Elan J. Grossman1, Yulin Ge1, Matilde Inglese1, Ke Zhang1, Jing An2, Ding Xia1, Jian Xu3, Niels Oesingmann3, Kelly A. Mcgorty1, Joseph Reaume1, Robert I. Grossman1, Qun Chen1
1Center for Biomedical Imaging, Department of Radiology, NYU School of Medicine, New York, United States; 2Siemens Medical Solutions, Beijing, China; 3Siemens Medical Solutions, Malvern, PA, United States
Conventional imaging fails to reveal evidence of damage in mild traumatic brain injury (MTBI) that accounts for its disabling impairments.

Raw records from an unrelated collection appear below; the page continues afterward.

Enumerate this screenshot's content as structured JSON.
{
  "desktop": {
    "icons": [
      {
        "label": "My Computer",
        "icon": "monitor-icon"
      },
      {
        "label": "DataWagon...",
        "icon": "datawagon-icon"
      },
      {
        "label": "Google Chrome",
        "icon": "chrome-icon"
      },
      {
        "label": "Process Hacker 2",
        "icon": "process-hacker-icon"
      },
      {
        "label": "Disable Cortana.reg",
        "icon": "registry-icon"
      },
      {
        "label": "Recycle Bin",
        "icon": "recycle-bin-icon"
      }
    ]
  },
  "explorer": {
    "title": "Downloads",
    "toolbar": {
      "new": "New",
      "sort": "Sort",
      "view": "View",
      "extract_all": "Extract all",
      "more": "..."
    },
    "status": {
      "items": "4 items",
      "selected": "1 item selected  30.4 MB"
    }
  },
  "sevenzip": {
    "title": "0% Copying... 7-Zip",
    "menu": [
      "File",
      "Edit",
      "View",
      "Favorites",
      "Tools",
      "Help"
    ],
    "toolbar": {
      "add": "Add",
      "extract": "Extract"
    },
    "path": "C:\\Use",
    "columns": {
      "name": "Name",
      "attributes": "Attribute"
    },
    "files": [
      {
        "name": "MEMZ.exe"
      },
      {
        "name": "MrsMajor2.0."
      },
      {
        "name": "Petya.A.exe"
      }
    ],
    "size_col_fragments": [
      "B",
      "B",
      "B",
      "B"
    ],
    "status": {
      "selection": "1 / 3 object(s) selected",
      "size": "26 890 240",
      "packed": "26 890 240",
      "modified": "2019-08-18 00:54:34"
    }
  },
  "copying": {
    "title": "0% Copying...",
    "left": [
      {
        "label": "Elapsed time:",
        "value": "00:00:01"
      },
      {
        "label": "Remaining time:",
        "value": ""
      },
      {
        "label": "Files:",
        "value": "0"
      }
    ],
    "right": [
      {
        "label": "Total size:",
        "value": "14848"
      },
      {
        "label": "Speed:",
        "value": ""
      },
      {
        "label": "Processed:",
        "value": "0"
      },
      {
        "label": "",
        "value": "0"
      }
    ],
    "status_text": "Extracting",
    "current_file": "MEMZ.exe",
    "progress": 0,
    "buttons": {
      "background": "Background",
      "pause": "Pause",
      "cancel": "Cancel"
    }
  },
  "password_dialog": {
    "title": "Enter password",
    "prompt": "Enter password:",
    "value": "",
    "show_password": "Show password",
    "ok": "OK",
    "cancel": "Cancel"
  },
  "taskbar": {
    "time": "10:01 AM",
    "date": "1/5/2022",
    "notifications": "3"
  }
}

The purpose of the current study is to examine if perfusion changes in thalamus and basal ganglia can be a possible indicator of pathology in acute MTBI. We have employed segmented True-FISP ASL, which we recently developed to measure perfusion in deep gray matter at high spatial resolution. Results indicate there are significant differences between patients and controls in thalamus and caudate. This suggests these regions may exhibit hypoperfusion in acute MTBI and could be biomarkers of persistent post-concussive syndrome.